Record excerpts:
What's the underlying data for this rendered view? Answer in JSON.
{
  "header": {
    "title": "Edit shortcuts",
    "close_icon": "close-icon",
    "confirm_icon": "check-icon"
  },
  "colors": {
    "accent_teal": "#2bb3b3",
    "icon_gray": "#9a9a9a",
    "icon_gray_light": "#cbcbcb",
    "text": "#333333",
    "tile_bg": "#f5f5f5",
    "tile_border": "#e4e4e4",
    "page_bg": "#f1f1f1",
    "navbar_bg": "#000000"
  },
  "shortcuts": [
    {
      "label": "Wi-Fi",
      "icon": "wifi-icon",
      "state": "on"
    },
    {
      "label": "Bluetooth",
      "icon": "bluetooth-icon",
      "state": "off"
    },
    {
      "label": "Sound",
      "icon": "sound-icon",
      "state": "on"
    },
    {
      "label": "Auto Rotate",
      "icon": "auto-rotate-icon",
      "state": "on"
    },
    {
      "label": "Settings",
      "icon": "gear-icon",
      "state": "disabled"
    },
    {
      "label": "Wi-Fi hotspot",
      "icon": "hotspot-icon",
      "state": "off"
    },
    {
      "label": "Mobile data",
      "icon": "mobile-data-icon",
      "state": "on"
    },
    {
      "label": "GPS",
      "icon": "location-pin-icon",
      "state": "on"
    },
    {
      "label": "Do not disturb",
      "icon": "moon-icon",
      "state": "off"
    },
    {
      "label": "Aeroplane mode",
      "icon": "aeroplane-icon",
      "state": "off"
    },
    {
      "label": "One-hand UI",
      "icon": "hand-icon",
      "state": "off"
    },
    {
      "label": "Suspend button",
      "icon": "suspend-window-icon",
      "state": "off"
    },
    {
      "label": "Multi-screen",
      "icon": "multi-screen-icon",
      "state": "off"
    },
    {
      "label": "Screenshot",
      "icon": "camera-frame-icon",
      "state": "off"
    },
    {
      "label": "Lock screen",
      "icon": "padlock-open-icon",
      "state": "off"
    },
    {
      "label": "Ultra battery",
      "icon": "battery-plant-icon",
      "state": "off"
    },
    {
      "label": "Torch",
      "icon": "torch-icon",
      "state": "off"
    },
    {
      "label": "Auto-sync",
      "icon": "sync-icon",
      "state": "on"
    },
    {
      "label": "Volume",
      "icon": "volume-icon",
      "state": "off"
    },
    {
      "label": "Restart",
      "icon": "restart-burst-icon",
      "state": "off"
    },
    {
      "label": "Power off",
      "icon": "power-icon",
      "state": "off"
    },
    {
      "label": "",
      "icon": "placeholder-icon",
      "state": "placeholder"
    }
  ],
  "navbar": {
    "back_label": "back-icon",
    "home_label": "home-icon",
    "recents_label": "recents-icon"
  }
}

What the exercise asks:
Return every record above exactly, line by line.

Output for this task:
What's the underlying data for this rendered view? Answer in JSON.
{
  "header": {
    "title": "Edit shortcuts",
    "close_icon": "close-icon",
    "confirm_icon": "check-icon"
  },
  "colors": {
    "accent_teal": "#2bb3b3",
    "icon_gray": "#9a9a9a",
    "icon_gray_light": "#cbcbcb",
    "text": "#333333",
    "tile_bg": "#f5f5f5",
    "tile_border": "#e4e4e4",
    "page_bg": "#f1f1f1",
    "navbar_bg": "#000000"
  },
  "shortcuts": [
    {
      "label": "Wi-Fi",
      "icon": "wifi-icon",
      "state": "on"
    },
    {
      "label": "Bluetooth",
      "icon": "bluetooth-icon",
      "state": "off"
    },
    {
      "label": "Sound",
      "icon": "sound-icon",
      "state": "on"
    },
    {
      "label": "Auto Rotate",
      "icon": "auto-rotate-icon",
      "state": "on"
    },
    {
      "label": "Settings",
      "icon": "gear-icon",
      "state": "disabled"
    },
    {
      "label": "Wi-Fi hotspot",
      "icon": "hotspot-icon",
      "state": "off"
    },
    {
      "label": "Mobile data",
      "icon": "mobile-data-icon",
      "state": "on"
    },
    {
      "label": "GPS",
      "icon": "location-pin-icon",
      "state": "on"
    },
    {
      "label": "Do not disturb",
      "icon": "moon-icon",
      "state": "off"
    },
    {
      "label": "Aeroplane mode",
      "icon": "aeroplane-icon",
      "state": "off"
    },
    {
      "label": "One-hand UI",
      "icon": "hand-icon",
      "state": "off"
    },
    {
      "label": "Suspend button",
      "icon": "suspend-window-icon",
      "state": "off"
    },
    {
      "label": "Multi-screen",
      "icon": "multi-screen-icon",
      "state": "off"
    },
    {
      "label": "Screenshot",
      "icon": "camera-frame-icon",
      "state": "off"
    },
    {
      "label": "Lock screen",
      "icon": "padlock-open-icon",
      "state": "off"
    },
    {
      "label": "Ultra battery",
      "icon": "battery-plant-icon",
      "state": "off"
    },
    {
      "label": "Torch",
      "icon": "torch-icon",
      "state": "off"
    },
    {
      "label": "Auto-sync",
      "icon": "sync-icon",
      "state": "on"
    },
    {
      "label": "Volume",
      "icon": "volume-icon",
      "state": "off"
    },
    {
      "label": "Restart",
      "icon": "restart-burst-icon",
      "state": "off"
    },
    {
      "label": "Power off",
      "icon": "power-icon",
      "state": "off"
    },
    {
      "label": "",
      "icon": "placeholder-icon",
      "state": "placeholder"
    }
  ],
  "navbar": {
    "back_label": "back-icon",
    "home_label": "home-icon",
    "recents_label": "recents-icon"
  }
}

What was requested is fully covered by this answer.